“We have literally hundreds of teams using our sports fields, so we started educating them on the cultural practices of our parks and the need to be involved, not so much from a volunteer standpoint, but educating that if we overuse these fields, we’re abusing them,” says Portland’s Carr.
“So once or twice a month we have evening meetings with a sports workshop group, who represents all the different users of our sports fields.”
Before that group was formed, the city had tried to raise permit fees, a measure that was subsequently shot down. The need for such a group, and community education became apparent.
“We came back with these monthly meetings, and by doing that they agreed to raise their permit fees $5 per child and $10 per adult. It represents about $350,000 annually that’s a boost to our field maintenance budget,” explains Carr.
“It was a matter of educating them about what our costs were. Then I could sit back and let them argue among themselves about whose team is using the fields too much or not rotating them enough. Pretty soon it wasn’t so much that they were fighting against each other, but they would end up telling each other everything I told them six or seven months ago, and now they’re the ones making the decisions. By doing that Portland Parks was successful in passing a parks levy that gave us about $600,000 for sports field enhancement, and it passed overwhelmingly.”
Carr also collaborates closely with educational extension agents, like Oregon State University. Rockville reports similar collaborative success with its local universities, as well as other educational opportunities, such as an annual sports field workshop Camden Yards holds at its stadium.

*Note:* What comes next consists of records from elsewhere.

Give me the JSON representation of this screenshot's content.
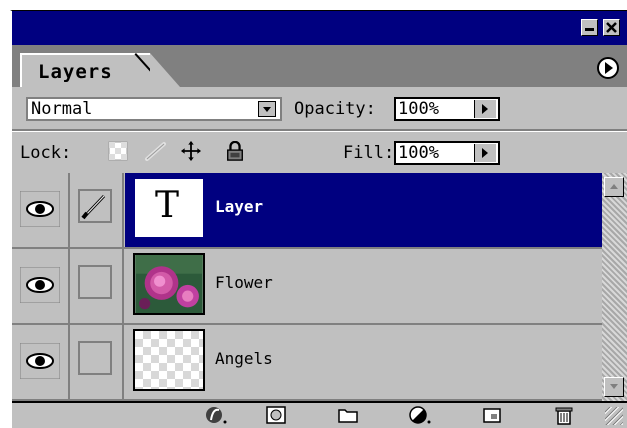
{
  "panel": {
    "tab_label": "Layers",
    "blend_mode": "Normal",
    "opacity_label": "Opacity:",
    "opacity_value": "100%",
    "lock_label": "Lock:",
    "fill_label": "Fill:",
    "fill_value": "100%"
  },
  "layers": [
    {
      "name": "Layer",
      "thumb_type": "text-T",
      "visible": true,
      "selected": true,
      "link_brush": true
    },
    {
      "name": "Flower",
      "thumb_type": "flower-photo",
      "visible": true,
      "selected": false,
      "link_brush": false
    },
    {
      "name": "Angels",
      "thumb_type": "transparent",
      "visible": true,
      "selected": false,
      "link_brush": false
    }
  ],
  "thumb_glyph": "T",
  "bottom_toolbar": {
    "icons": [
      "layer-style-icon",
      "mask-icon",
      "new-set-icon",
      "adjustment-layer-icon",
      "new-layer-icon",
      "trash-icon"
    ]
  },
  "colors": {
    "title_bar": "#000080",
    "selected_row": "#000080",
    "panel_bg": "#c0c0c0"
  }
}
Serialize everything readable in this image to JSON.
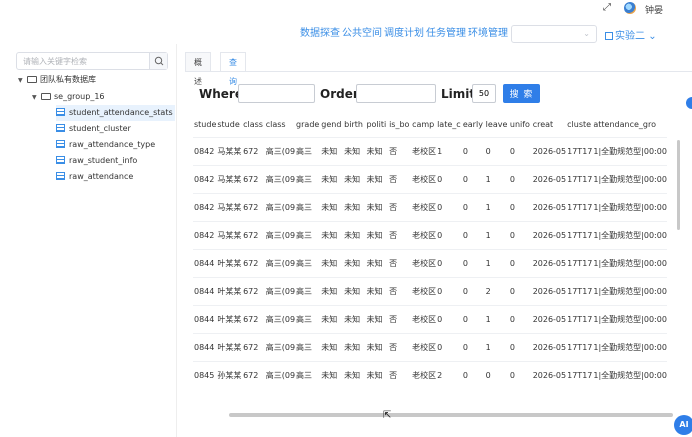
{
  "header": {
    "user_name": "钟晏",
    "nav": [
      "数据探查",
      "公共空间",
      "调度计划",
      "任务管理",
      "环境管理"
    ],
    "project_select_value": "",
    "experiment_label": "实验二"
  },
  "sidebar": {
    "search_placeholder": "请输入关键字检索",
    "root_label": "团队私有数据库",
    "group_label": "se_group_16",
    "tables": [
      "student_attendance_stats",
      "student_cluster",
      "raw_attendance_type",
      "raw_student_info",
      "raw_attendance"
    ]
  },
  "tabs": [
    "概述",
    "查询"
  ],
  "query": {
    "where_label": "Where",
    "order_label": "Order",
    "limit_label": "Limit",
    "limit_value": "50",
    "search_button": "搜 索"
  },
  "table": {
    "columns": [
      "stude",
      "stude",
      "class",
      "class",
      "grade",
      "gend",
      "birth",
      "politi",
      "is_bo",
      "camp",
      "late_c",
      "early",
      "leave",
      "unifo",
      "creat",
      "cluste",
      "attendance_gro"
    ],
    "rows": [
      [
        "0842",
        "马某某",
        "672",
        "高三(09",
        "高三",
        "未知",
        "未知",
        "未知",
        "否",
        "老校区",
        "1",
        "0",
        "0",
        "0",
        "2026-05",
        "17T17",
        "1|全勤规范型|00:00"
      ],
      [
        "0842",
        "马某某",
        "672",
        "高三(09",
        "高三",
        "未知",
        "未知",
        "未知",
        "否",
        "老校区",
        "0",
        "0",
        "1",
        "0",
        "2026-05",
        "17T17",
        "1|全勤规范型|00:00"
      ],
      [
        "0842",
        "马某某",
        "672",
        "高三(09",
        "高三",
        "未知",
        "未知",
        "未知",
        "否",
        "老校区",
        "0",
        "0",
        "1",
        "0",
        "2026-05",
        "17T17",
        "1|全勤规范型|00:00"
      ],
      [
        "0842",
        "马某某",
        "672",
        "高三(09",
        "高三",
        "未知",
        "未知",
        "未知",
        "否",
        "老校区",
        "0",
        "0",
        "1",
        "0",
        "2026-05",
        "17T17",
        "1|全勤规范型|00:00"
      ],
      [
        "0844",
        "叶某某",
        "672",
        "高三(09",
        "高三",
        "未知",
        "未知",
        "未知",
        "否",
        "老校区",
        "0",
        "0",
        "1",
        "0",
        "2026-05",
        "17T17",
        "1|全勤规范型|00:00"
      ],
      [
        "0844",
        "叶某某",
        "672",
        "高三(09",
        "高三",
        "未知",
        "未知",
        "未知",
        "否",
        "老校区",
        "0",
        "0",
        "2",
        "0",
        "2026-05",
        "17T17",
        "1|全勤规范型|00:00"
      ],
      [
        "0844",
        "叶某某",
        "672",
        "高三(09",
        "高三",
        "未知",
        "未知",
        "未知",
        "否",
        "老校区",
        "0",
        "0",
        "1",
        "0",
        "2026-05",
        "17T17",
        "1|全勤规范型|00:00"
      ],
      [
        "0844",
        "叶某某",
        "672",
        "高三(09",
        "高三",
        "未知",
        "未知",
        "未知",
        "否",
        "老校区",
        "0",
        "0",
        "1",
        "0",
        "2026-05",
        "17T17",
        "1|全勤规范型|00:00"
      ],
      [
        "0845",
        "孙某某",
        "672",
        "高三(09",
        "高三",
        "未知",
        "未知",
        "未知",
        "否",
        "老校区",
        "2",
        "0",
        "0",
        "0",
        "2026-05",
        "17T17",
        "1|全勤规范型|00:00"
      ]
    ]
  },
  "ai_button": "AI",
  "colors": {
    "accent": "#2f7ee8",
    "link": "#3a8ee6"
  }
}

“OSU is offering independent testing on grass seeds and turf performance. As a municipal agency we are active in getting involved in those trials, and getting the information from their research,” says Carr.
“We also provide similar information, but under real-time circumstances — like a sports field that’s using a particular variety of grass seed, the cultural practices we’re using, tracking our efforts and tracking our data. The extension agent can use that information and bring their students to our location on a field day, talk with me and walk a site. It seems like a natural for us, and means a tremendous amount to me from a management standpoint, but is equally important for apprenticeships and people working for us who want to go further with their education.”